Sometimes only a clown shoe fits….

When I was about 13 years old I had a neighbor named John Buckholtz. Mr. Buckholtz made clown shoes for a living, a family business that dated back to 1873. His grandfather was Raymond Griffin, the son of James R. Griffin, who originally founded Griffin Theatrical Shoe Co. By the time the business was handed down to Mr. Buckholtz, he was one of less than a handful of clown shoemakers in the world, and arguably the only one who still custom made them by hand.

Occasionally I would do yard work for Mr. Buckholtz for extra money. Over time he recognized my work ethic and desire to learn, so one day he offered to teach me how to make clown shoes. With my mother’s permission and a nervous enthusiasm, I accepted, unaware of what was in store for me.

Mr. Buckholtz showed me the ropes, and helped me learn the process from start to finish. We cut the leather for the soles, ran the wax down the string to create the stitching, and with the colorful tops, stitched them together. It was amazing watching it all come together, and left me in awe learning how you could create something from nothing.

I walked away from this experience with two things that are with me to this day. One is the scar on my forehead that I would have been happy to leave behind. I got it from pressing so hard to get the awl through the leather to stitch them together that the strap you place on your foot came off and the nail flew up and hit me in the head. The second is the power and beauty of watching something manifest from nothing. It’s more than making clown shoes…it’s like a song that began as nothing more than a pen and paper, or a painting that started as an empty canvas. Piece by piece we built something of value, something that would mean something to someone.

Nowadays I see this same beauty in entrepreneurism. It starts as a vision, or an idea, but we craft our decisions and actions to create something that fills a need for others. Mr. Buckholtz’s family business lasted over 100 years, and did so out of the quality and customization they provided their clients.
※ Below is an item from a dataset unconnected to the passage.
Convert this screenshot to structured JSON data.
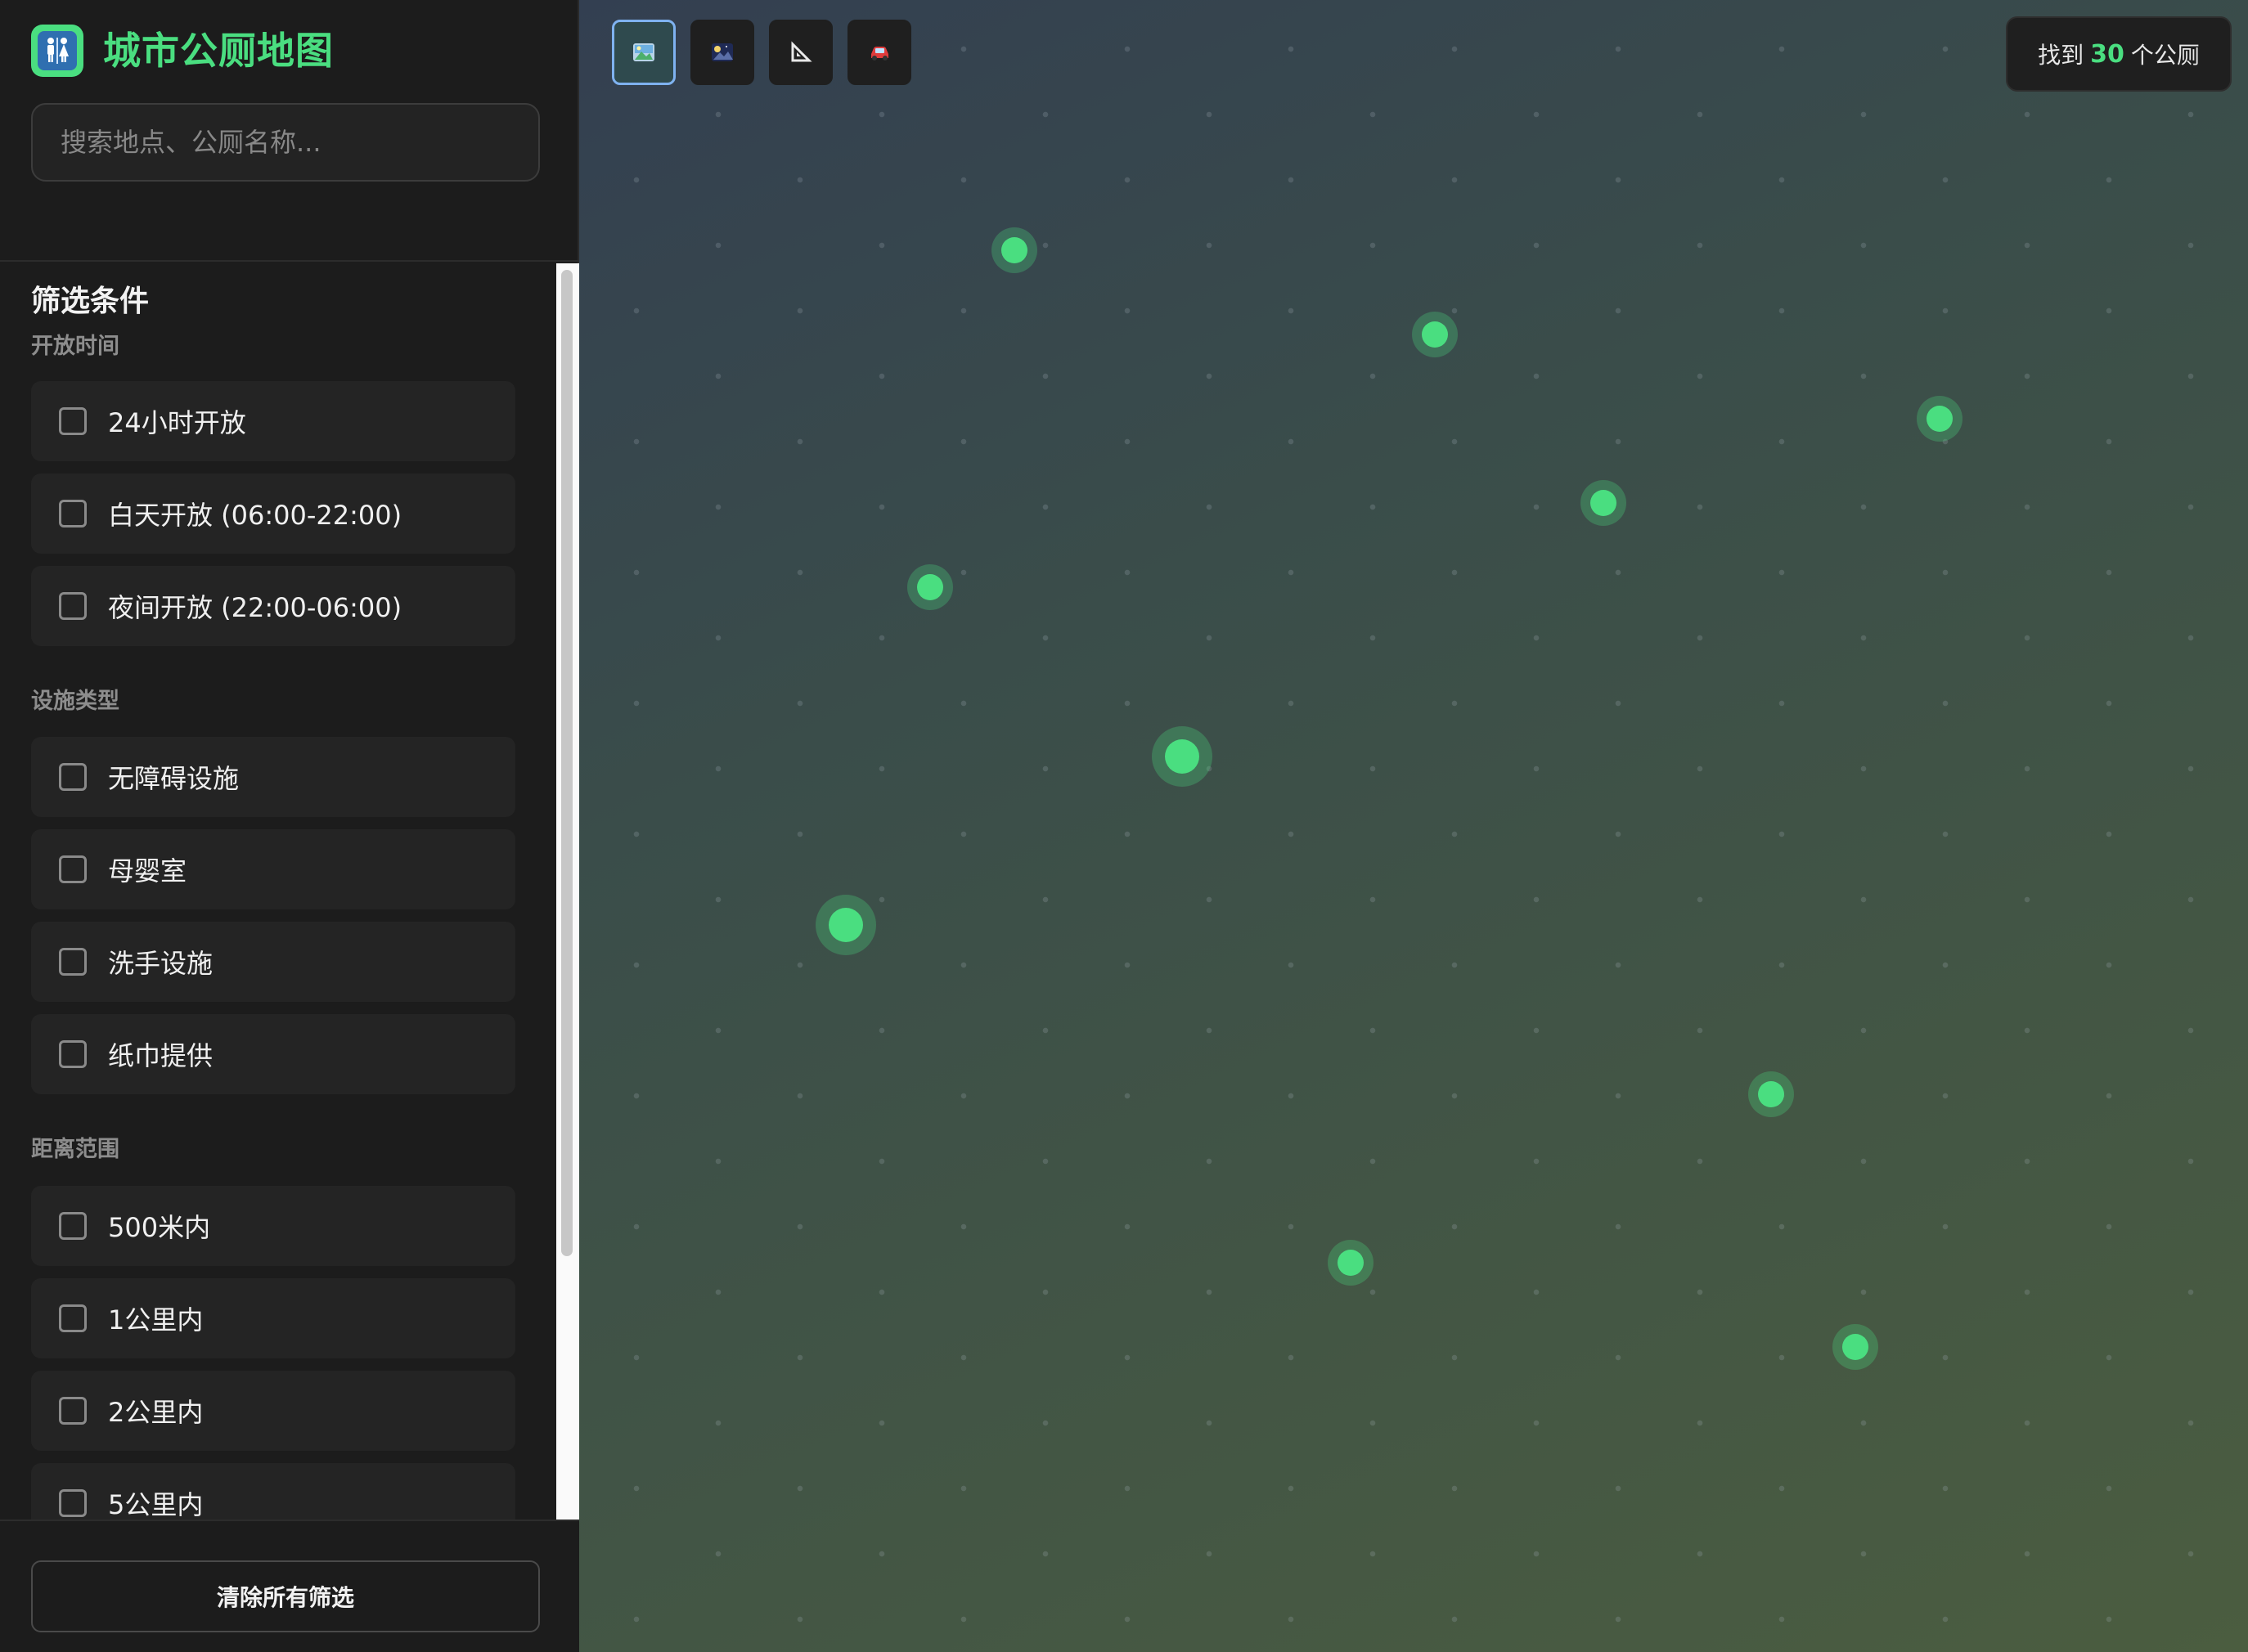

It’s interesting how we have come full circle from back when most all retailers were small and specialty to progressing in the industrial age to mass manufacturing and now back again to the specialty shops thriving by customizing to their clients respective needs. Can some form of customization help distinguish your product or service (the purple cow) and keep the competition at bay?